## WORK REQUIRED
The data must be returned in full, with no character altered.

## LISTED RECORDS
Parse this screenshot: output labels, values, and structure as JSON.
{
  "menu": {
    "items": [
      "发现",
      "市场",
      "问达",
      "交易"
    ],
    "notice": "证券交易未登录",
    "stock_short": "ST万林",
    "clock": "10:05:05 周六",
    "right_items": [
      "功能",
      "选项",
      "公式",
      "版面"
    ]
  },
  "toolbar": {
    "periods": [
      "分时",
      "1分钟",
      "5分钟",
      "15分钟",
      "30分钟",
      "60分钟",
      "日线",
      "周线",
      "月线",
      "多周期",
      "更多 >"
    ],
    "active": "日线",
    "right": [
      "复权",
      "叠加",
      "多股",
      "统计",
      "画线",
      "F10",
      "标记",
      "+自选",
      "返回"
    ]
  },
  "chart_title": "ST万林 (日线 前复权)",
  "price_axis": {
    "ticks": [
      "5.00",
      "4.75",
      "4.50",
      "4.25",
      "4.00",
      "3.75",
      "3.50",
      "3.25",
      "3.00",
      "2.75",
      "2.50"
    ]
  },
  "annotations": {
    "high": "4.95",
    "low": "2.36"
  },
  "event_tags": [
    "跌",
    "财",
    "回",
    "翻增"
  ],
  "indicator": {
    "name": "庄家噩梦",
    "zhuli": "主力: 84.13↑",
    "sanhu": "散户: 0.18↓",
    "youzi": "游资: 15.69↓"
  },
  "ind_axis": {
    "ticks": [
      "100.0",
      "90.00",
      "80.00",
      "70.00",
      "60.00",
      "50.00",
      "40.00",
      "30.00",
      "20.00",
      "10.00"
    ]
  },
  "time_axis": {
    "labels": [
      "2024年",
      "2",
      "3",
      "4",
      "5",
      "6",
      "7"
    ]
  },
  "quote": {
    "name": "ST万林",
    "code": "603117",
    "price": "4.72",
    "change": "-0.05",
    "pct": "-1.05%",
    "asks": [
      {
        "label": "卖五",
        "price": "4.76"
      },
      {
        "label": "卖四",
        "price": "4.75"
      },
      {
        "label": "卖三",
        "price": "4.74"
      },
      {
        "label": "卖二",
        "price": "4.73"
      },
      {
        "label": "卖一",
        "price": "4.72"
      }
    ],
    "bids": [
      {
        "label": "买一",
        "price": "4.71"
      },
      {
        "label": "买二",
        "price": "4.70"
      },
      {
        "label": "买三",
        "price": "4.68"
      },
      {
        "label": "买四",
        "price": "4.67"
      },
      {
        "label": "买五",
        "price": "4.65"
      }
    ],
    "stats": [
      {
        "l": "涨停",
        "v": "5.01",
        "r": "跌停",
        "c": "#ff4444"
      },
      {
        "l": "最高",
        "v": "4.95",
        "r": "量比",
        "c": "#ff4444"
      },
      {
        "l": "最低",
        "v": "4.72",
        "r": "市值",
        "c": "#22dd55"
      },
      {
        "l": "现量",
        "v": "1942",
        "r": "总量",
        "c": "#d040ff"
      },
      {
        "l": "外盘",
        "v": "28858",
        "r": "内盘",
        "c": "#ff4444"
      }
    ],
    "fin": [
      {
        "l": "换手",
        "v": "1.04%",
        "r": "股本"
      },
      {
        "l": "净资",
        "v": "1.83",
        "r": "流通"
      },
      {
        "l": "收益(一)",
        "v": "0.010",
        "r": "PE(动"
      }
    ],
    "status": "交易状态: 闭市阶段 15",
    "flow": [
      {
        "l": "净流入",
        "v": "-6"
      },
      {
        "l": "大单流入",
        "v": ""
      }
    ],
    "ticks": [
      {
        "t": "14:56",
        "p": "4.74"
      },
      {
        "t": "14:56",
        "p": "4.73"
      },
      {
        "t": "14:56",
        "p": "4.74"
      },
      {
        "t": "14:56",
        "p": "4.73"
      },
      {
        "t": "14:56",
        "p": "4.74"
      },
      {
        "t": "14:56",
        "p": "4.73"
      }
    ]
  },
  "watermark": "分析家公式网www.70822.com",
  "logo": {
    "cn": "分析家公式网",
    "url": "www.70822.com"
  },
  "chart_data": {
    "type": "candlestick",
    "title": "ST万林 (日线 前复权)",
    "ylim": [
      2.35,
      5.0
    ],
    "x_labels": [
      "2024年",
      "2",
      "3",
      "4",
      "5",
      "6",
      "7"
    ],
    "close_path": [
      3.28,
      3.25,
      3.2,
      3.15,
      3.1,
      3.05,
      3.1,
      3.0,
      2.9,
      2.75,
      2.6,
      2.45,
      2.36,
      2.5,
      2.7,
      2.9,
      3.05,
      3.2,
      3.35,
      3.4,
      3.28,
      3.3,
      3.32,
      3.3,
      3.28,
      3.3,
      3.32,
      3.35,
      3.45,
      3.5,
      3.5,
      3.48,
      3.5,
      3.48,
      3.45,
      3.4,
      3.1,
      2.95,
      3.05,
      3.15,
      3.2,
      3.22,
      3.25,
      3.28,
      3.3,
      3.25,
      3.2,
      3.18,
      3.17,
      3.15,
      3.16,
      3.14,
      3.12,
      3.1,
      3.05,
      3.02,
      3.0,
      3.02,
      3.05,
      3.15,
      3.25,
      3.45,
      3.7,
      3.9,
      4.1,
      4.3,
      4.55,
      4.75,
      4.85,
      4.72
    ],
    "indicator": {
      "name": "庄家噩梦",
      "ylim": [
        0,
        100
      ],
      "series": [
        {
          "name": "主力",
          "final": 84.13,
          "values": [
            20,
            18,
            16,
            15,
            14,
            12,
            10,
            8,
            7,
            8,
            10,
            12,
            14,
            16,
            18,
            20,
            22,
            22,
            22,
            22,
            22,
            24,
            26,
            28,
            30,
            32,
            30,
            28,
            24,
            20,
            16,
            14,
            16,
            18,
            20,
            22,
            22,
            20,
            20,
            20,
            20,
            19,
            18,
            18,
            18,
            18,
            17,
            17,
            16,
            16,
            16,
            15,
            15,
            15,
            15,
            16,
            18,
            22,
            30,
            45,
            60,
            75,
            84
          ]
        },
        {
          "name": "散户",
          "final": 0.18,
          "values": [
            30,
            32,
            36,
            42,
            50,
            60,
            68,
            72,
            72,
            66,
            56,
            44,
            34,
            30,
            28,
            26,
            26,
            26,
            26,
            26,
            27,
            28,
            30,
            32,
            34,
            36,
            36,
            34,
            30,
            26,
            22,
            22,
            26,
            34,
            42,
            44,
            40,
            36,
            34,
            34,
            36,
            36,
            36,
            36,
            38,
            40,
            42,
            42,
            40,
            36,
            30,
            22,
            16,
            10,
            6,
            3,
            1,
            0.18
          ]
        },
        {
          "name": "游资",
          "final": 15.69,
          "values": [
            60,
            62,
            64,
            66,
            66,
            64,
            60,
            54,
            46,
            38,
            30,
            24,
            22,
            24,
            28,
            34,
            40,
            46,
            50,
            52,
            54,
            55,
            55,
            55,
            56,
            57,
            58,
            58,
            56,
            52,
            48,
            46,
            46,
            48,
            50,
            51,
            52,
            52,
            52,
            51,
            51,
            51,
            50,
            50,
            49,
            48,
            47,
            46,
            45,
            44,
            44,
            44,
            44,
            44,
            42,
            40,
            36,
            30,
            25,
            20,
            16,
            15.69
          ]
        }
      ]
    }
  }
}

## WRITTEN SOLUTION
Parse this screenshot: output labels, values, and structure as JSON.
{
  "menu": {
    "items": [
      "发现",
      "市场",
      "问达",
      "交易"
    ],
    "notice": "证券交易未登录",
    "stock_short": "ST万林",
    "clock": "10:05:05 周六",
    "right_items": [
      "功能",
      "选项",
      "公式",
      "版面"
    ]
  },
  "toolbar": {
    "periods": [
      "分时",
      "1分钟",
      "5分钟",
      "15分钟",
      "30分钟",
      "60分钟",
      "日线",
      "周线",
      "月线",
      "多周期",
      "更多 >"
    ],
    "active": "日线",
    "right": [
      "复权",
      "叠加",
      "多股",
      "统计",
      "画线",
      "F10",
      "标记",
      "+自选",
      "返回"
    ]
  },
  "chart_title": "ST万林 (日线 前复权)",
  "price_axis": {
    "ticks": [
      "5.00",
      "4.75",
      "4.50",
      "4.25",
      "4.00",
      "3.75",
      "3.50",
      "3.25",
      "3.00",
      "2.75",
      "2.50"
    ]
  },
  "annotations": {
    "high": "4.95",
    "low": "2.36"
  },
  "event_tags": [
    "跌",
    "财",
    "回",
    "翻增"
  ],
  "indicator": {
    "name": "庄家噩梦",
    "zhuli": "主力: 84.13↑",
    "sanhu": "散户: 0.18↓",
    "youzi": "游资: 15.69↓"
  },
  "ind_axis": {
    "ticks": [
      "100.0",
      "90.00",
      "80.00",
      "70.00",
      "60.00",
      "50.00",
      "40.00",
      "30.00",
      "20.00",
      "10.00"
    ]
  },
  "time_axis": {
    "labels": [
      "2024年",
      "2",
      "3",
      "4",
      "5",
      "6",
      "7"
    ]
  },
  "quote": {
    "name": "ST万林",
    "code": "603117",
    "price": "4.72",
    "change": "-0.05",
    "pct": "-1.05%",
    "asks": [
      {
        "label": "卖五",
        "price": "4.76"
      },
      {
        "label": "卖四",
        "price": "4.75"
      },
      {
        "label": "卖三",
        "price": "4.74"
      },
      {
        "label": "卖二",
        "price": "4.73"
      },
      {
        "label": "卖一",
        "price": "4.72"
      }
    ],
    "bids": [
      {
        "label": "买一",
        "price": "4.71"
      },
      {
        "label": "买二",
        "price": "4.70"
      },
      {
        "label": "买三",
        "price": "4.68"
      },
      {
        "label": "买四",
        "price": "4.67"
      },
      {
        "label": "买五",
        "price": "4.65"
      }
    ],
    "stats": [
      {
        "l": "涨停",
        "v": "5.01",
        "r": "跌停",
        "c": "#ff4444"
      },
      {
        "l": "最高",
        "v": "4.95",
        "r": "量比",
        "c": "#ff4444"
      },
      {
        "l": "最低",
        "v": "4.72",
        "r": "市值",
        "c": "#22dd55"
      },
      {
        "l": "现量",
        "v": "1942",
        "r": "总量",
        "c": "#d040ff"
      },
      {
        "l": "外盘",
        "v": "28858",
        "r": "内盘",
        "c": "#ff4444"
      }
    ],
    "fin": [
      {
        "l": "换手",
        "v": "1.04%",
        "r": "股本"
      },
      {
        "l": "净资",
        "v": "1.83",
        "r": "流通"
      },
      {
        "l": "收益(一)",
        "v": "0.010",
        "r": "PE(动"
      }
    ],
    "status": "交易状态: 闭市阶段 15",
    "flow": [
      {
        "l": "净流入",
        "v": "-6"
      },
      {
        "l": "大单流入",
        "v": ""
      }
    ],
    "ticks": [
      {
        "t": "14:56",
        "p": "4.74"
      },
      {
        "t": "14:56",
        "p": "4.73"
      },
      {
        "t": "14:56",
        "p": "4.74"
      },
      {
        "t": "14:56",
        "p": "4.73"
      },
      {
        "t": "14:56",
        "p": "4.74"
      },
      {
        "t": "14:56",
        "p": "4.73"
      }
    ]
  },
  "watermark": "分析家公式网www.70822.com",
  "logo": {
    "cn": "分析家公式网",
    "url": "www.70822.com"
  },
  "chart_data": {
    "type": "candlestick",
    "title": "ST万林 (日线 前复权)",
    "ylim": [
      2.35,
      5.0
    ],
    "x_labels": [
      "2024年",
      "2",
      "3",
      "4",
      "5",
      "6",
      "7"
    ],
    "close_path": [
      3.28,
      3.25,
      3.2,
      3.15,
      3.1,
      3.05,
      3.1,
      3.0,
      2.9,
      2.75,
      2.6,
      2.45,
      2.36,
      2.5,
      2.7,
      2.9,
      3.05,
      3.2,
      3.35,
      3.4,
      3.28,
      3.3,
      3.32,
      3.3,
      3.28,
      3.3,
      3.32,
      3.35,
      3.45,
      3.5,
      3.5,
      3.48,
      3.5,
      3.48,
      3.45,
      3.4,
      3.1,
      2.95,
      3.05,
      3.15,
      3.2,
      3.22,
      3.25,
      3.28,
      3.3,
      3.25,
      3.2,
      3.18,
      3.17,
      3.15,
      3.16,
      3.14,
      3.12,
      3.1,
      3.05,
      3.02,
      3.0,
      3.02,
      3.05,
      3.15,
      3.25,
      3.45,
      3.7,
      3.9,
      4.1,
      4.3,
      4.55,
      4.75,
      4.85,
      4.72
    ],
    "indicator": {
      "name": "庄家噩梦",
      "ylim": [
        0,
        100
      ],
      "series": [
        {
          "name": "主力",
          "final": 84.13,
          "values": [
            20,
            18,
            16,
            15,
            14,
            12,
            10,
            8,
            7,
            8,
            10,
            12,
            14,
            16,
            18,
            20,
            22,
            22,
            22,
            22,
            22,
            24,
            26,
            28,
            30,
            32,
            30,
            28,
            24,
            20,
            16,
            14,
            16,
            18,
            20,
            22,
            22,
            20,
            20,
            20,
            20,
            19,
            18,
            18,
            18,
            18,
            17,
            17,
            16,
            16,
            16,
            15,
            15,
            15,
            15,
            16,
            18,
            22,
            30,
            45,
            60,
            75,
            84
          ]
        },
        {
          "name": "散户",
          "final": 0.18,
          "values": [
            30,
            32,
            36,
            42,
            50,
            60,
            68,
            72,
            72,
            66,
            56,
            44,
            34,
            30,
            28,
            26,
            26,
            26,
            26,
            26,
            27,
            28,
            30,
            32,
            34,
            36,
            36,
            34,
            30,
            26,
            22,
            22,
            26,
            34,
            42,
            44,
            40,
            36,
            34,
            34,
            36,
            36,
            36,
            36,
            38,
            40,
            42,
            42,
            40,
            36,
            30,
            22,
            16,
            10,
            6,
            3,
            1,
            0.18
          ]
        },
        {
          "name": "游资",
          "final": 15.69,
          "values": [
            60,
            62,
            64,
            66,
            66,
            64,
            60,
            54,
            46,
            38,
            30,
            24,
            22,
            24,
            28,
            34,
            40,
            46,
            50,
            52,
            54,
            55,
            55,
            55,
            56,
            57,
            58,
            58,
            56,
            52,
            48,
            46,
            46,
            48,
            50,
            51,
            52,
            52,
            52,
            51,
            51,
            51,
            50,
            50,
            49,
            48,
            47,
            46,
            45,
            44,
            44,
            44,
            44,
            44,
            42,
            40,
            36,
            30,
            25,
            20,
            16,
            15.69
          ]
        }
      ]
    }
  }
}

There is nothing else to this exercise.